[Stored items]
※

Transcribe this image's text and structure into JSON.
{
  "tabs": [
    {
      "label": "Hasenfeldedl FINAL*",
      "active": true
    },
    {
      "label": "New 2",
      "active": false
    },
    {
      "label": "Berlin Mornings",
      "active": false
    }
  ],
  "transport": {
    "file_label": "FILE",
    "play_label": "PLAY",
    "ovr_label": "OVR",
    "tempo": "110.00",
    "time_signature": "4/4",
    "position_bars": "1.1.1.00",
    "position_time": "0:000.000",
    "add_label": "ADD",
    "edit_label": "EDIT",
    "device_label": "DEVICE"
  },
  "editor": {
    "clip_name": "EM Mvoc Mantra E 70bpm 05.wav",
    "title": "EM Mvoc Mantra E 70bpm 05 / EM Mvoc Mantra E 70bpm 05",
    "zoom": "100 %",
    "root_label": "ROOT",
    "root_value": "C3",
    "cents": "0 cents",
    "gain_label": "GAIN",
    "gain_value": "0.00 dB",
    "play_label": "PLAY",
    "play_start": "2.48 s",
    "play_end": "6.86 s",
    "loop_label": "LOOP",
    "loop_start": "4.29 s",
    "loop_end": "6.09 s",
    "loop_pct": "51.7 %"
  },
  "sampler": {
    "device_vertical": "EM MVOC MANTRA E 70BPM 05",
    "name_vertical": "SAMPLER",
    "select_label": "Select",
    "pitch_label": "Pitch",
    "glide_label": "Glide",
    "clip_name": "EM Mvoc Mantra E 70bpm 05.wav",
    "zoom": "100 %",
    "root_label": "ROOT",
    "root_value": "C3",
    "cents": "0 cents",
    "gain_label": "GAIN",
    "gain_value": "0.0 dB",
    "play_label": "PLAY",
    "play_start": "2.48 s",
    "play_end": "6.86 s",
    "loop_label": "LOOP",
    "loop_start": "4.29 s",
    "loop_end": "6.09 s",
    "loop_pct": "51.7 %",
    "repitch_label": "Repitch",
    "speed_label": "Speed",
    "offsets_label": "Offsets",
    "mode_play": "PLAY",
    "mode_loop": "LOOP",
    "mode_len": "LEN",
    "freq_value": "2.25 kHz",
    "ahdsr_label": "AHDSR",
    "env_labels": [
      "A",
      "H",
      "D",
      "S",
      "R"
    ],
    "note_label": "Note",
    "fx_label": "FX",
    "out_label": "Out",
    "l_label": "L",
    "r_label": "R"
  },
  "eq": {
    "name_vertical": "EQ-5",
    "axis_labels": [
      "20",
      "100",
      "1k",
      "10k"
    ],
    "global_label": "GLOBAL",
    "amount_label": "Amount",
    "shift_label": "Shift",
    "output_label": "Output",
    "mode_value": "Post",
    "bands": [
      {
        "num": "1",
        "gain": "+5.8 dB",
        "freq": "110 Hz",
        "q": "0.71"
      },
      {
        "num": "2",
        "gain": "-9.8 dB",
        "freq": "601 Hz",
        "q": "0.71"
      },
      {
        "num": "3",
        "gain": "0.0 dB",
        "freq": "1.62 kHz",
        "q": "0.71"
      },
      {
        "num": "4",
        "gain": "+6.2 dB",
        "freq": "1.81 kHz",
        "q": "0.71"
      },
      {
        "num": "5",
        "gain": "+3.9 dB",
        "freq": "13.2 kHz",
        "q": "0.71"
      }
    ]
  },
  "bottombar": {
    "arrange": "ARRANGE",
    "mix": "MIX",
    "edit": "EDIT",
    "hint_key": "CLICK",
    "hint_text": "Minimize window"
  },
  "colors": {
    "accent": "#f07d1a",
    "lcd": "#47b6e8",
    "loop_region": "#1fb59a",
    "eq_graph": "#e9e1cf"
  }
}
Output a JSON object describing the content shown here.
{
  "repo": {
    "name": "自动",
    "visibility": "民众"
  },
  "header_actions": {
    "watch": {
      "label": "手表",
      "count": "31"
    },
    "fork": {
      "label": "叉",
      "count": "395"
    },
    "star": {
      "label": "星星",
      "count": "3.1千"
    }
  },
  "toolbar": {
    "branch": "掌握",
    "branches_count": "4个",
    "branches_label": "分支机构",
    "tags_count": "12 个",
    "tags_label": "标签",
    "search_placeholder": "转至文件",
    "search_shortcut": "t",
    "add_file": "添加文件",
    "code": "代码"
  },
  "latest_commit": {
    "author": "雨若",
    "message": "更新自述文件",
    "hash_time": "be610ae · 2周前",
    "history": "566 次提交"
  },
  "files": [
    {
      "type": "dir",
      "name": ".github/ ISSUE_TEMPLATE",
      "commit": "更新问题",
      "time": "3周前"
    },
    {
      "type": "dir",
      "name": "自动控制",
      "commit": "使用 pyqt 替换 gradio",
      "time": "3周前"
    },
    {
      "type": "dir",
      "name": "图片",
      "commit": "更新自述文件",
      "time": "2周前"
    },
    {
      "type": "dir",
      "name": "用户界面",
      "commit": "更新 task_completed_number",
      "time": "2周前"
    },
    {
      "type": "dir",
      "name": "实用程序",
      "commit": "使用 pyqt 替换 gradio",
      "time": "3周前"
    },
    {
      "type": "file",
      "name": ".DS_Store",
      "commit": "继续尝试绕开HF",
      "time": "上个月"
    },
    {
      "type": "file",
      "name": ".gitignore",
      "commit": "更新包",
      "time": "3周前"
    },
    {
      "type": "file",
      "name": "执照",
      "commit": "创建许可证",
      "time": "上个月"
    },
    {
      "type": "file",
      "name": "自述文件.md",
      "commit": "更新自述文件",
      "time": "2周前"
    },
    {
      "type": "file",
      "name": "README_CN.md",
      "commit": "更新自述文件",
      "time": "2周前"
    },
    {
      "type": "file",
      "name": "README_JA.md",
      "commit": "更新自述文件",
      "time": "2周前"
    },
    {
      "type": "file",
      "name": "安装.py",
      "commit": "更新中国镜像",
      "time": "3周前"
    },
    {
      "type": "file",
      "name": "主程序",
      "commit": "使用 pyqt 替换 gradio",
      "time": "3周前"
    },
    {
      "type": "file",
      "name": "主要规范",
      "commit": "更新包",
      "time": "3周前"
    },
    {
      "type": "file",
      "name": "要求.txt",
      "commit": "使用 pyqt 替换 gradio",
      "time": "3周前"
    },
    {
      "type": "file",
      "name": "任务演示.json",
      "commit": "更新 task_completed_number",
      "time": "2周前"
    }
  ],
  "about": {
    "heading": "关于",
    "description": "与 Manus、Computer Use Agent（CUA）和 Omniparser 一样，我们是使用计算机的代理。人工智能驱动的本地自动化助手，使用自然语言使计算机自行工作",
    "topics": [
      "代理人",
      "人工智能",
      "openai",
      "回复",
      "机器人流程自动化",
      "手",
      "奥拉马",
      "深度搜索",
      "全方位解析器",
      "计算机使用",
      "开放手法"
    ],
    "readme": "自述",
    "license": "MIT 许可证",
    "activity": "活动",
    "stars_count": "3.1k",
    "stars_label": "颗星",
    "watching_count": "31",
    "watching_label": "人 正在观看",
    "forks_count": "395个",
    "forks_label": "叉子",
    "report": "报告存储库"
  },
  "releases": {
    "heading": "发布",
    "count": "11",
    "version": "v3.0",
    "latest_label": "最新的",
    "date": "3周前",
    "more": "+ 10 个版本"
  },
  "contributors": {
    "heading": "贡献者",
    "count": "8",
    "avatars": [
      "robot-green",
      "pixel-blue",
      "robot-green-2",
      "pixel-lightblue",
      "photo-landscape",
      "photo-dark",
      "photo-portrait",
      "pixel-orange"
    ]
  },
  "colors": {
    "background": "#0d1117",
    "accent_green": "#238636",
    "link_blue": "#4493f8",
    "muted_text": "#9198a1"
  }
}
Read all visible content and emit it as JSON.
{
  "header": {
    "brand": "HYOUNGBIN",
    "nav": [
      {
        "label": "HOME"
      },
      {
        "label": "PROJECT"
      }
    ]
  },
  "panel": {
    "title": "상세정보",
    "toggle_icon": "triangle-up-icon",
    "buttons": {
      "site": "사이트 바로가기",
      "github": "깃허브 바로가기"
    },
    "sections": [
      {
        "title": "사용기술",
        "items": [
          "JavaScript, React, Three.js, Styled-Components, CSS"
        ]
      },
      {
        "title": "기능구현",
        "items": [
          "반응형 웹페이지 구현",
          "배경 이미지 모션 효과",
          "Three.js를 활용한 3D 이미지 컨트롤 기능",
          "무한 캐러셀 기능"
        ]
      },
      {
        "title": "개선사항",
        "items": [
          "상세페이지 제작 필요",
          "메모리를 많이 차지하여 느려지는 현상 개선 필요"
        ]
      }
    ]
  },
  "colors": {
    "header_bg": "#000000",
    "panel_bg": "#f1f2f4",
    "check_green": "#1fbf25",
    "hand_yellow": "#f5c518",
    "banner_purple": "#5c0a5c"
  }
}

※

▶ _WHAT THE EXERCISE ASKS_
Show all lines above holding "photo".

▶ _ANSWER TO THE PROBLEM_
      "photo-landscape",
      "photo-dark",
      "photo-portrait",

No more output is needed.